Hickories bear edible pecan-like nuts, and host a diminutive silvery- gray butterfly called the banded hairstreak. A row of blueberries or native viburnums such as nannyberry, American cranberry bush or blackhaw might draw small, titanium-white to bluish butterflies— the spring azure—as well as offering edible berries to the gardener.
There’s a big exception to the native plant rule: the black swallowtail caterpillar feeds on the foliage of parsley, dill, fennel and carrots. Its dining preferences have earned it the nickname “parsley worm.” This caterpillar has an interesting defense mechanism: When it’s disturbed, it expands a forked gland on its head that mimics a snake’s tongue. It also emits an unpleasant musky odor. This may fascinate your naturalist pals and kids in the garden.
In our garden, black swallowtail caterpillars seem to prefer succulent dill and fennel foliage to carrots and parsley. We had over a dozen caterpillars on just a few fennel plants this summer. My son, Beren, was alarmed by their presence on his favorite vegetable, so we agreed that the two biggest fennel plants were “his.” Any hungry caterpillars would be moved gently to adjacent fennel plants. It turns out there was plenty for all of us.
THE MIGHTY MONARCH
Of all the butterflies of the Northeast, the monarch butterfly is perhaps the most iconic. Like many birds, this bright-orange-and-black butterfly migrates with the seasons. Once common, the monarch has declined from an estimated 1 billion individuals in the 1990s to about 35 million in the winter of 2013. Large populations are required for the species to survive. Experts are petitioning for this butterfl y to be protected under the Endangered Species Act. Habitat loss and pesticides are implicated in its decline.
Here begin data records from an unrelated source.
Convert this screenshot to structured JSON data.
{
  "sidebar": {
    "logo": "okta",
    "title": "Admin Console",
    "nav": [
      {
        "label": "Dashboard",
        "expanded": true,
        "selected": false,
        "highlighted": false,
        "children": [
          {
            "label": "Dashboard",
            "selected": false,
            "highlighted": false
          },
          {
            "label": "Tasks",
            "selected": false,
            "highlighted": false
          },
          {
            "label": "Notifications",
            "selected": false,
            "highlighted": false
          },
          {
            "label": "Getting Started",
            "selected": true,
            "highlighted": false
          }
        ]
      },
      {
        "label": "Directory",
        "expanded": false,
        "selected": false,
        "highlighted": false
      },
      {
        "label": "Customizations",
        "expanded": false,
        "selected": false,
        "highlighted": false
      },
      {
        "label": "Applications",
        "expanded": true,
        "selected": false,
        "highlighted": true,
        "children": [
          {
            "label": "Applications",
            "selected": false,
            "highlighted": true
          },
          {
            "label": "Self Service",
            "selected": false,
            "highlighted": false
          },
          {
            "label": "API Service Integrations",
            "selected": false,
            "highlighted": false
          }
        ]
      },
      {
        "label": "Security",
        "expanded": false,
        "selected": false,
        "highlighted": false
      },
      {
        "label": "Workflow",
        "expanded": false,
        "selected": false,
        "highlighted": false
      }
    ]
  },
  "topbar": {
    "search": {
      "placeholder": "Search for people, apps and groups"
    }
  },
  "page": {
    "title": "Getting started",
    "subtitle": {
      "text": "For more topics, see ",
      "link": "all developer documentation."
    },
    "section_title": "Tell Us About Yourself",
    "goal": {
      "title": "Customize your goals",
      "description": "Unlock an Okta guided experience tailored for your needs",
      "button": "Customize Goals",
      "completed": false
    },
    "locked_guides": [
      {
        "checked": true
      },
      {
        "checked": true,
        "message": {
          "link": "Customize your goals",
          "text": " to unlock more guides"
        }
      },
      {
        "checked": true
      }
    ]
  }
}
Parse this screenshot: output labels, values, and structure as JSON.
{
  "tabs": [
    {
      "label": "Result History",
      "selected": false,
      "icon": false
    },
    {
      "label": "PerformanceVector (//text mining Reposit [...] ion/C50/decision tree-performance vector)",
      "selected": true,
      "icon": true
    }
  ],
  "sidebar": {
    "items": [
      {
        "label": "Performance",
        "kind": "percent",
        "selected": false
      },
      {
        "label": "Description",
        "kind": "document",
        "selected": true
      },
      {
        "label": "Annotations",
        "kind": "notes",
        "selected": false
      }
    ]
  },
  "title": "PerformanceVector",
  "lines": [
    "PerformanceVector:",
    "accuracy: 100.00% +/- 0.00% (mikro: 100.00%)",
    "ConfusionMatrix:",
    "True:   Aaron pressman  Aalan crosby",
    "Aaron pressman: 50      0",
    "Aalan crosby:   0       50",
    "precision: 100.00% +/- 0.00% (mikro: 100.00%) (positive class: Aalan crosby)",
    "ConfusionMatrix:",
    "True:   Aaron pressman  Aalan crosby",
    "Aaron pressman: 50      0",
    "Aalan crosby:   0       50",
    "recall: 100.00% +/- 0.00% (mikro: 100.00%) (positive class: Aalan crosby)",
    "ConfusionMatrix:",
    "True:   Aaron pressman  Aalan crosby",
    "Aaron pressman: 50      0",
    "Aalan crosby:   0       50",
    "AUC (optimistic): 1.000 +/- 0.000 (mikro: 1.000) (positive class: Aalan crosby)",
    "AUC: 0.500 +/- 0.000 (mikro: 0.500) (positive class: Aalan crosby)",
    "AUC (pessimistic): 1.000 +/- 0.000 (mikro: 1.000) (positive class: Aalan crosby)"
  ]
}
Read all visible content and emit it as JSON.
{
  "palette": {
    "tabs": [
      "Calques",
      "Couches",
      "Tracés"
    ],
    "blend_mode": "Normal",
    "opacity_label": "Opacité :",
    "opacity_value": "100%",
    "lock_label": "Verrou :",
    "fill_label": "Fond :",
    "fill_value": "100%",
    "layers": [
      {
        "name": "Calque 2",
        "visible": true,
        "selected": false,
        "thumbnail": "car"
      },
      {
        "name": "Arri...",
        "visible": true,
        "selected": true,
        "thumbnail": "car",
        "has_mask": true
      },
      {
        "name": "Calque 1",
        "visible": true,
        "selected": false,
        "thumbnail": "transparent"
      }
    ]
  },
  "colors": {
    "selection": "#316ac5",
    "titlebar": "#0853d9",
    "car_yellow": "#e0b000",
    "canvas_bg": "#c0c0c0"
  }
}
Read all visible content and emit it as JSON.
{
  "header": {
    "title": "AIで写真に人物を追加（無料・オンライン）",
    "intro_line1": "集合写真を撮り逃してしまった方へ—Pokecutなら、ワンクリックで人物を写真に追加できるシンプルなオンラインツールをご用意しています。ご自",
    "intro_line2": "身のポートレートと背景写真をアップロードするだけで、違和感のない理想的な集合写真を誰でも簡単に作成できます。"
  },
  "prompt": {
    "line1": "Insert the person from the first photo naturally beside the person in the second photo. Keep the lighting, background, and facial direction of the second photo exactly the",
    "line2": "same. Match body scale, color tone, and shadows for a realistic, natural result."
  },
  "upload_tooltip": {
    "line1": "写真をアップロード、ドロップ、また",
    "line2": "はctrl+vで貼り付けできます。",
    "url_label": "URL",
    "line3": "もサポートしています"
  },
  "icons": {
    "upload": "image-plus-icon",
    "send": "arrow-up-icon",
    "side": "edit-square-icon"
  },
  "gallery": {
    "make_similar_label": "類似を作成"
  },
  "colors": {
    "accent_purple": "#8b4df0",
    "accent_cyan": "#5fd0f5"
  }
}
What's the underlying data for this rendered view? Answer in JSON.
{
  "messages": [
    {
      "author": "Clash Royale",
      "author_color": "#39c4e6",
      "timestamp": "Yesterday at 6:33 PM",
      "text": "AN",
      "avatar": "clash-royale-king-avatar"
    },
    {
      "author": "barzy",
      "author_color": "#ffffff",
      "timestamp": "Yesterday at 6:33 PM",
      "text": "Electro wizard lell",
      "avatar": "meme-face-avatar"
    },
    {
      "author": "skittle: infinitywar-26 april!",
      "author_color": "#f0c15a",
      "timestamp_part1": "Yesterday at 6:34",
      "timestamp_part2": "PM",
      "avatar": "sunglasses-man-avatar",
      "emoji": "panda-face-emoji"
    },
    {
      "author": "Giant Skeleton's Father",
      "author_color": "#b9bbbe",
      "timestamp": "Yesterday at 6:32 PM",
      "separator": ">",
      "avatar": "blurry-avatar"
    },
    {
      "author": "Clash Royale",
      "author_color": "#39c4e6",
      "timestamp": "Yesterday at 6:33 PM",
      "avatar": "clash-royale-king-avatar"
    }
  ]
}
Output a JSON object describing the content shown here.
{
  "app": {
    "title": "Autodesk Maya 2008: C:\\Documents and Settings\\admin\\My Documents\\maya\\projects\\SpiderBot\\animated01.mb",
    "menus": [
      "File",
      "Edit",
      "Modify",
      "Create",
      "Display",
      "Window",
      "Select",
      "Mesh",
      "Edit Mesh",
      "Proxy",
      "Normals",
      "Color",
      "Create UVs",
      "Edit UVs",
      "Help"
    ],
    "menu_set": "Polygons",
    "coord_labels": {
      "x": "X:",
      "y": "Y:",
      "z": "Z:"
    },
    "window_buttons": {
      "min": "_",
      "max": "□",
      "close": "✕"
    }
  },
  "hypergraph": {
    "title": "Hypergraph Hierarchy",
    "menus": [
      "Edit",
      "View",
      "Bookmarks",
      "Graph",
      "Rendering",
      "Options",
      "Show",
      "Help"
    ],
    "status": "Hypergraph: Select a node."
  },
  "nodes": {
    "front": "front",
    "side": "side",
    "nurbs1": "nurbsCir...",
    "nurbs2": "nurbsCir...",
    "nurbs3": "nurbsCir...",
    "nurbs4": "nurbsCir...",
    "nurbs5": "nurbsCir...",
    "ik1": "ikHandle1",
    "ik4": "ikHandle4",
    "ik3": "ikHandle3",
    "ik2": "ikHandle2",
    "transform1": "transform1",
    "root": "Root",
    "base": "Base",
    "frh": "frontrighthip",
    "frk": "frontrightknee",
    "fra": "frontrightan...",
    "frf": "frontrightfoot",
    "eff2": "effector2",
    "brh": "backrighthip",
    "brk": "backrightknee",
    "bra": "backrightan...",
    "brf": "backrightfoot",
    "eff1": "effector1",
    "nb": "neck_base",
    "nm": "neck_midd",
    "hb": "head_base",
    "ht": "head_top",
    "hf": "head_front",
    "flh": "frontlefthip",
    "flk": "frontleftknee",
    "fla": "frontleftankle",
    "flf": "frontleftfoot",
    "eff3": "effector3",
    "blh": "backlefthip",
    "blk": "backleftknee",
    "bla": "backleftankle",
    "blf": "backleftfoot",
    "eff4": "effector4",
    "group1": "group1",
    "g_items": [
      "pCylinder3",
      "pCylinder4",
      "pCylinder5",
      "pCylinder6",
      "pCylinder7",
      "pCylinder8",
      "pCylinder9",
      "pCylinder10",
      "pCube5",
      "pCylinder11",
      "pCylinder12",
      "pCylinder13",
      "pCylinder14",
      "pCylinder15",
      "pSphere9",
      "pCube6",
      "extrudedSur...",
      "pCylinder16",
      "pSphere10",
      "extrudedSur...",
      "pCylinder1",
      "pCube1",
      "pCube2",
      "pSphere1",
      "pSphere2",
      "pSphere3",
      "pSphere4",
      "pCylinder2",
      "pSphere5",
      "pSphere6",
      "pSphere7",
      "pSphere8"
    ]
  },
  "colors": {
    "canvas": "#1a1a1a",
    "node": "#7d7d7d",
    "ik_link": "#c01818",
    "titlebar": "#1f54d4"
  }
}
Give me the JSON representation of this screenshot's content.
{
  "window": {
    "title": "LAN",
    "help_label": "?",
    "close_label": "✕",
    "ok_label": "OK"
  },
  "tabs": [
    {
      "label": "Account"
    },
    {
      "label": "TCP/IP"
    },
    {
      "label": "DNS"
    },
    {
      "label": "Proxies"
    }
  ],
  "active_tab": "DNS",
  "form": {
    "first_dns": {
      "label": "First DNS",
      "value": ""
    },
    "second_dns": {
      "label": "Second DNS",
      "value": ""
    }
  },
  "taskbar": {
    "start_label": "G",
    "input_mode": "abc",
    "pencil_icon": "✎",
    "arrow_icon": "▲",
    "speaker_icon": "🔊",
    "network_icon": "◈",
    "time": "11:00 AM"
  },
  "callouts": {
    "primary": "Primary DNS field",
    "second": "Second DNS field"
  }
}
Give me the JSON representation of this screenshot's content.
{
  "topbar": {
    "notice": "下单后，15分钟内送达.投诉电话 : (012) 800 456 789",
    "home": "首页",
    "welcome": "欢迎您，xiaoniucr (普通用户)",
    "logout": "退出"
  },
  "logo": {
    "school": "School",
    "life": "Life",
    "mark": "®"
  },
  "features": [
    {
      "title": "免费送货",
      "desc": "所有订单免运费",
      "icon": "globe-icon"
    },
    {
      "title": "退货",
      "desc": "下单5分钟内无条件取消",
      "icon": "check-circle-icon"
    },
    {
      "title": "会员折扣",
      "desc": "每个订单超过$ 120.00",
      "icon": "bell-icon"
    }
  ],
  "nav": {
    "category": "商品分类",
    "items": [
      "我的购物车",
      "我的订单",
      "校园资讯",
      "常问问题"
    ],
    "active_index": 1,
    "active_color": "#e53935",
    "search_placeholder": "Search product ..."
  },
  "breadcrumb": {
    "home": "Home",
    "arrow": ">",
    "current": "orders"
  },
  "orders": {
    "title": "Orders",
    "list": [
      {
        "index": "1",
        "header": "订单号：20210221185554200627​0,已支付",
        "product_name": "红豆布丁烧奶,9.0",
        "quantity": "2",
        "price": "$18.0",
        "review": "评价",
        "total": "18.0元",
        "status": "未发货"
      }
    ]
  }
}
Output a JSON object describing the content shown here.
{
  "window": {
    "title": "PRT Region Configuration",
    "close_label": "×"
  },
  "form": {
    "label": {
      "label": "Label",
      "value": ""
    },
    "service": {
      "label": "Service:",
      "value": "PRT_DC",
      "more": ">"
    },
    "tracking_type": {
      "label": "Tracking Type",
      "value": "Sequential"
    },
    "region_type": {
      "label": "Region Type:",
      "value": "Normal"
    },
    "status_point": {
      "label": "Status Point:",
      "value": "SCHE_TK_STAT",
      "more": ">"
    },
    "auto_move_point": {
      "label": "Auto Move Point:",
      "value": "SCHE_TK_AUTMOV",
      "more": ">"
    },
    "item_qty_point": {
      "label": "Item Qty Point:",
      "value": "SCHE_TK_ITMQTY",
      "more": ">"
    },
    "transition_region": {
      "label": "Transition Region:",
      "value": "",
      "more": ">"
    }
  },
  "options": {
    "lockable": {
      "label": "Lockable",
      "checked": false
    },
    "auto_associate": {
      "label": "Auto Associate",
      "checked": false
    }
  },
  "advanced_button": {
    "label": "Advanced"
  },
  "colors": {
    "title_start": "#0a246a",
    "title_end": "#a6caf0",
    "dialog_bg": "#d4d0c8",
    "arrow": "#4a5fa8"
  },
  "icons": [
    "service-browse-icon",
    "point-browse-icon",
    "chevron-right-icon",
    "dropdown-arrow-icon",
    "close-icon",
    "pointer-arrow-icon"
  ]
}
Milkweed is the monarch butterfly’s host plant. There are many species of milkweed—common, swamp, purple, orange butterfly milkweed and more. Each contains toxins that the monarch can ingest without harm but that result in the butterfly becoming unpalatable or toxic to predators.
Turns out people can be milkweed specialists, too. Pay attention here—like any specialist, you have to know your stuff. Common milkweed (Asclepias syriaca) is people food when it’s harvested and prepared properly. The young shoots, the young, green flower buds, and the young seedpods can be eaten when cooked. They can also be cooked and pickled. Consult a reputable foraging book for identification and preparation details. The Forager’s Harvest (2006), by Sam Thayer, has extensive information on common milkweed.
Remember, this common “weed” is now a delicacy. You’re breaking bread with the butterflies. Just like at the neighborhood barbecue, you always leave the last serving, even if it’s really good. More guests are arriving. The monarch family is on the way, and they are really, really hungry.
RESOURCES FOR LEARNING MORE:
Xerces Society (xerces.org)
North American Butterfly Association, New Jersey Chapter (naba.org/chapters/nabanj)
Bringing Nature Home by Doug Tallamy, [Timber Press, 2009]